-- Stored items from a collection --
[Start of section]
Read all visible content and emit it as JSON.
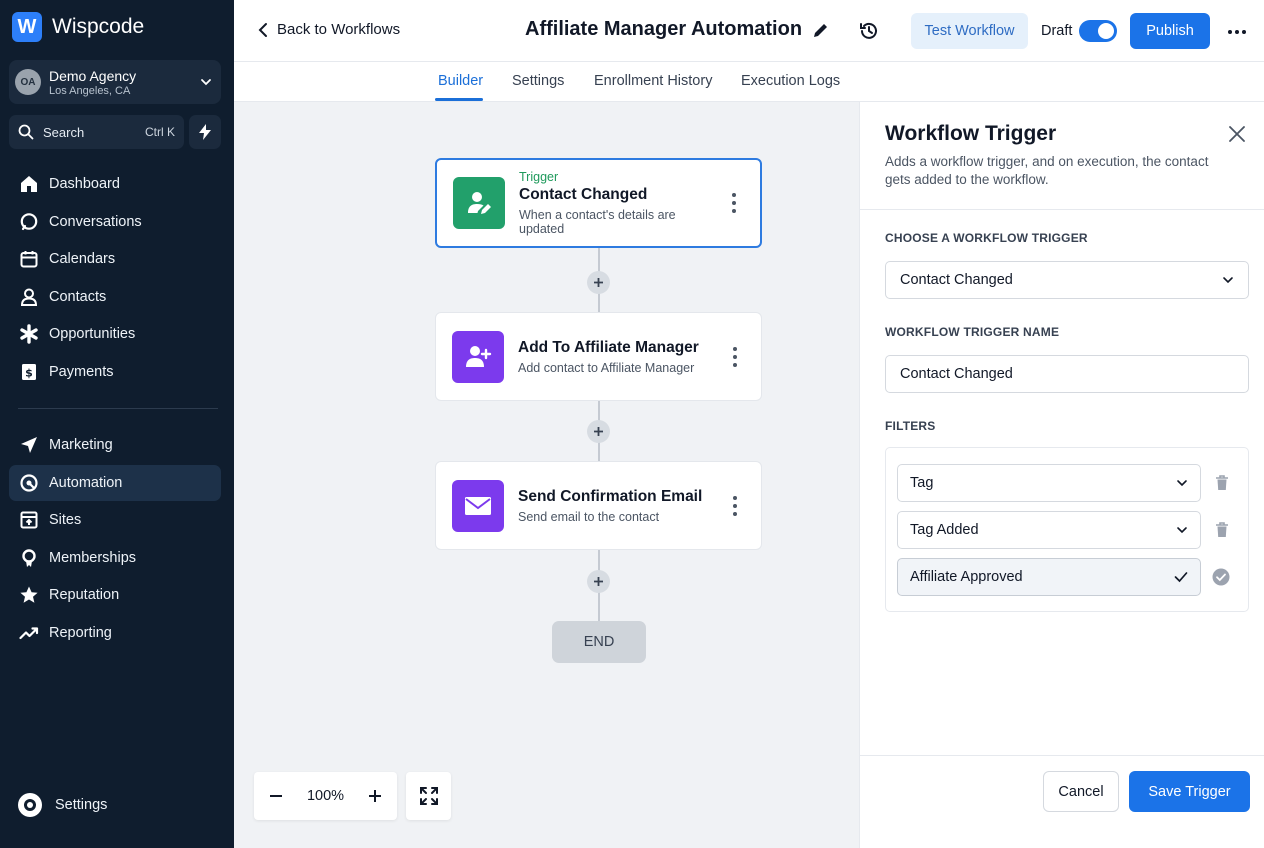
{
  "app": {
    "name": "Wispcode",
    "logo_letter": "W"
  },
  "account": {
    "initials": "OA",
    "name": "Demo Agency",
    "location": "Los Angeles, CA"
  },
  "search": {
    "label": "Search",
    "shortcut": "Ctrl K"
  },
  "nav_primary": [
    {
      "label": "Dashboard",
      "icon": "home-icon"
    },
    {
      "label": "Conversations",
      "icon": "chat-icon"
    },
    {
      "label": "Calendars",
      "icon": "calendar-icon"
    },
    {
      "label": "Contacts",
      "icon": "user-icon"
    },
    {
      "label": "Opportunities",
      "icon": "asterisk-icon"
    },
    {
      "label": "Payments",
      "icon": "payments-icon"
    }
  ],
  "nav_secondary": [
    {
      "label": "Marketing",
      "icon": "send-icon"
    },
    {
      "label": "Automation",
      "icon": "automation-icon",
      "active": true
    },
    {
      "label": "Sites",
      "icon": "sites-icon"
    },
    {
      "label": "Memberships",
      "icon": "badge-icon"
    },
    {
      "label": "Reputation",
      "icon": "star-icon"
    },
    {
      "label": "Reporting",
      "icon": "trend-icon"
    }
  ],
  "nav_settings": {
    "label": "Settings",
    "icon": "gear-icon"
  },
  "header": {
    "back_label": "Back to Workflows",
    "title": "Affiliate Manager Automation",
    "test_label": "Test Workflow",
    "draft_label": "Draft",
    "publish_label": "Publish"
  },
  "tabs": [
    {
      "label": "Builder",
      "active": true
    },
    {
      "label": "Settings"
    },
    {
      "label": "Enrollment History"
    },
    {
      "label": "Execution Logs"
    }
  ],
  "nodes": [
    {
      "eyebrow": "Trigger",
      "title": "Contact Changed",
      "subtitle": "When a contact's details are updated",
      "color": "#22a06b",
      "icon": "user-edit-icon"
    },
    {
      "title": "Add To Affiliate Manager",
      "subtitle": "Add contact to Affiliate Manager",
      "color": "#7c3aed",
      "icon": "user-plus-icon"
    },
    {
      "title": "Send Confirmation Email",
      "subtitle": "Send email to the contact",
      "color": "#7c3aed",
      "icon": "mail-icon"
    }
  ],
  "end_label": "END",
  "zoom": {
    "value": "100%"
  },
  "panel": {
    "title": "Workflow Trigger",
    "description": "Adds a workflow trigger, and on execution, the contact gets added to the workflow.",
    "choose_label": "CHOOSE A WORKFLOW TRIGGER",
    "choose_value": "Contact Changed",
    "name_label": "WORKFLOW TRIGGER NAME",
    "name_value": "Contact Changed",
    "filters_label": "FILTERS",
    "filters": [
      {
        "value": "Tag"
      },
      {
        "value": "Tag Added"
      },
      {
        "value": "Affiliate Approved"
      }
    ],
    "cancel_label": "Cancel",
    "save_label": "Save Trigger"
  },
  "colors": {
    "primary": "#1b73e8",
    "sidebar": "#0f1d2e",
    "trigger_green": "#22a06b",
    "action_purple": "#7c3aed"
  }
}
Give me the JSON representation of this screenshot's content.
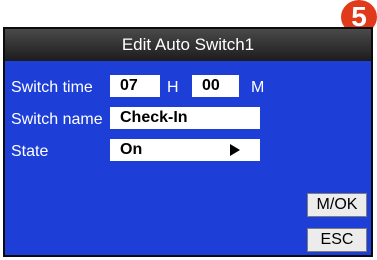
{
  "badge": {
    "number": "5",
    "color": "#e03a1a"
  },
  "window": {
    "title": "Edit Auto Switch1",
    "background": "#1d3fd8",
    "titlebar_color": "#2a2a2a"
  },
  "form": {
    "switch_time_label": "Switch time",
    "hour_value": "07",
    "hour_unit": "H",
    "minute_value": "00",
    "minute_unit": "M",
    "switch_name_label": "Switch name",
    "switch_name_value": "Check-In",
    "state_label": "State",
    "state_value": "On",
    "state_arrow_icon": "right-arrow-icon"
  },
  "buttons": {
    "ok_label": "M/OK",
    "esc_label": "ESC"
  }
}
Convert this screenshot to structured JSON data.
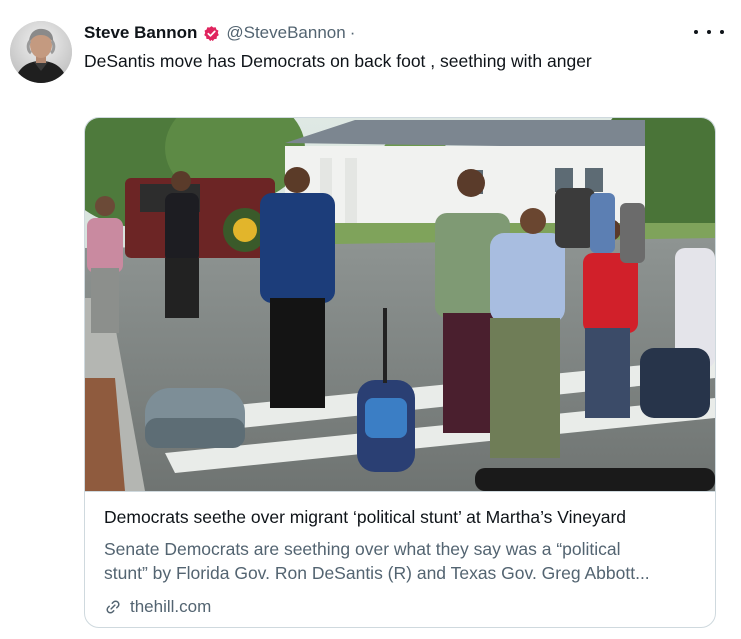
{
  "author": {
    "display_name": "Steve Bannon",
    "handle": "@SteveBannon",
    "separator": "·",
    "verified_badge_color": "#e0245e",
    "avatar_icon": "profile-photo"
  },
  "tweet": {
    "text": "DeSantis move has Democrats on back foot , seething with anger",
    "more_icon": "more-dots-icon"
  },
  "card": {
    "image_description_icon": "news-photo",
    "title": "Democrats seethe over migrant ‘political stunt’ at Martha’s Vineyard",
    "description_line1": "Senate Democrats are seething over what they say was a “political",
    "description_line2": "stunt” by Florida Gov. Ron DeSantis (R) and Texas Gov. Greg Abbott...",
    "domain": "thehill.com",
    "domain_icon": "link-icon"
  },
  "colors": {
    "text_primary": "#0f1419",
    "text_secondary": "#536471",
    "border": "#cfd9de"
  }
}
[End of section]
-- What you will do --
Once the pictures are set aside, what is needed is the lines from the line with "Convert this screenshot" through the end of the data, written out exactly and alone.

-- Exercise response --
Convert this screenshot to structured JSON data.
{
  "author": {
    "display_name": "Steve Bannon",
    "handle": "@SteveBannon",
    "separator": "·",
    "verified_badge_color": "#e0245e",
    "avatar_icon": "profile-photo"
  },
  "tweet": {
    "text": "DeSantis move has Democrats on back foot , seething with anger",
    "more_icon": "more-dots-icon"
  },
  "card": {
    "image_description_icon": "news-photo",
    "title": "Democrats seethe over migrant ‘political stunt’ at Martha’s Vineyard",
    "description_line1": "Senate Democrats are seething over what they say was a “political",
    "description_line2": "stunt” by Florida Gov. Ron DeSantis (R) and Texas Gov. Greg Abbott...",
    "domain": "thehill.com",
    "domain_icon": "link-icon"
  },
  "colors": {
    "text_primary": "#0f1419",
    "text_secondary": "#536471",
    "border": "#cfd9de"
  }
}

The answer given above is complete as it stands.